The practice of hypothecation has several benefits for both borrowers and lenders. Firstly, it allows borrowers to access funds without giving up ownership of their assets. This is particularly beneficial when the asset in question is an essential item, such as a car or a home. Hypothecation provides a means for individuals to finance such purchases without depleting their savings.

Secondly, hypothecation is a viable alternative for borrowers who do not qualify for unsecured loans. Traditional financing sources such as banks may reject a borrower’s loan application if their credit profile is weak. However, with hypothecation, the asset serves as security, and it reduces the risk to the lender. Thus hypothecation provides a means for individuals with a less than desirable credit profile to secure financing.

Thirdly, for lenders, hypothecation provides a sense of security. The lender has the assurance that the borrower will make payment on time because the borrower risks losing the asset if they default on the loan. This reduces the risk of a lender’s funds.

Drawbacks of Hypothecation

Hypothecation is not without its drawbacks. The primary disadvantage of the practice is the risk of asset depreciation. Assets depreciate over time, and if the asset loses value while the loan is still being repaid, the borrower may end up owing more money than the asset is worth. It puts the borrower in a precarious situation since they may end up losing their asset to the lender and still owe money.

Additionally, the process of hypothecation may be more time consuming and expensive for borrowers since the lender usually requires a third-party appraisal of the asset to determine its value. This process can be time-consuming and may incur appraisal fees that the borrower must pay.

Furthermore, hypothecation is not always straightforward. If the borrower defaults on the loan, the lender may face legal challenges in trying to seize the asset. This is because the borrower may claim that the value of the asset has decreased, or that there are discrepancies in the valuation process. Thus, the legal process to retrieve an asset can be costly and time-consuming for a lender, making this an undesirable option.


Hypothecation is an essential part of the financial system and is widely used in many countries worldwide. The process allows individuals and businesses to borrow money by using their assets as security without giving up ownership. Hypothecation is beneficial to borrowers with weak credit histories, but it has several drawbacks, such as the risk of asset depreciation and the legal challenge of claiming the asset if a borrower defaults on the loan. While there are disadvantages, the use of hypothecation remains a popular financing option, and its practice and regulation by governments lead to more extensive economic development around the world.

Hypothecation is the practice where an individual gives control of collateral in order to receive a loan. Hypothetically, the granter of the loan has control of collateral until the loan and all fees are completely paid off.

In most cases, one would hypothecate their home or business in order to be granted a loan from the bank. There are many other forms of collateral that can be left in various circumstances, including any item of vale that meets of exceeds the vale of a loan.

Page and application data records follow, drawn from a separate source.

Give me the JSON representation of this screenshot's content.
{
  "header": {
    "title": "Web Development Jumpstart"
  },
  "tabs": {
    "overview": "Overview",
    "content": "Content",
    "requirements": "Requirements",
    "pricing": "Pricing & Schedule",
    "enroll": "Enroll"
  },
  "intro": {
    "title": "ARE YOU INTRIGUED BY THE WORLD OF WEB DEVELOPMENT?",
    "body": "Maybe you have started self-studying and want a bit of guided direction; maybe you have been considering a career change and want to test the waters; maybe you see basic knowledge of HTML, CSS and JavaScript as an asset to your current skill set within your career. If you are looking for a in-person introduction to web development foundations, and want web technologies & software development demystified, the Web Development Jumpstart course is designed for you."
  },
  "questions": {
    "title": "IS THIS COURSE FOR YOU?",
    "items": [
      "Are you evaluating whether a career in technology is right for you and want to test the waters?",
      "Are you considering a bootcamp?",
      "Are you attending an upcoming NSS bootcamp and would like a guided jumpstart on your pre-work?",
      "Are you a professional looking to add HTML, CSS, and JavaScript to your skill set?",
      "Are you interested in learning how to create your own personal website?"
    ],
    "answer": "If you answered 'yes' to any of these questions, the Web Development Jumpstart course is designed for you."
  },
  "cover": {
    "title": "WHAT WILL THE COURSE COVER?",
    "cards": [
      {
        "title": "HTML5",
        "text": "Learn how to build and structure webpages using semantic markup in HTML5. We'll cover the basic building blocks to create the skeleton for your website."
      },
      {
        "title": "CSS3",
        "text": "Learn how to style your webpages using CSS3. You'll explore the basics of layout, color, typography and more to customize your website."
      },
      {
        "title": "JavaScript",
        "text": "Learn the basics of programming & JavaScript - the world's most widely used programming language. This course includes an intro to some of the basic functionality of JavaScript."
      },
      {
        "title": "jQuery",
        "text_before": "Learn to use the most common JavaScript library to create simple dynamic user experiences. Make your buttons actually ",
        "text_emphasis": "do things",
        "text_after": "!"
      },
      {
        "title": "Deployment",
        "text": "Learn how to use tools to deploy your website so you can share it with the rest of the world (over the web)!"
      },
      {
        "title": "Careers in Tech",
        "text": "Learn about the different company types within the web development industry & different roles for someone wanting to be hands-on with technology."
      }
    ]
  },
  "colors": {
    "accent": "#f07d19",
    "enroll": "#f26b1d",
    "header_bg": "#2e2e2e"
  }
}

If the borrowers should fail to answer all contractual terms in the loan agreement, the bank may take control of collateral. For example, the bank may place a lien in a home, until the homeowner makes payments which bring them up to date on the mortgage.

That lien prevents the owner from selling the home without the banks approval and if it is sold, monies would be returned to the bank. In addition, there is a point at which the bank can take ownership of that home, by properly executing the foreclosure process.

When an individual hypothecates their home for a loan, and they default on that loan they lose their home, as well a monies they have already paid towards that loan.

Hypothecation can occur when the bank takes the collateral for loans and then uses that collateral to get loans for the bank. In that case, the bank is responsible for paying those loans,or the owners of that property could lose their home. However, the chances of the rehypothecation coming to the point at which the original collateral is taken for another loan are fairly slim.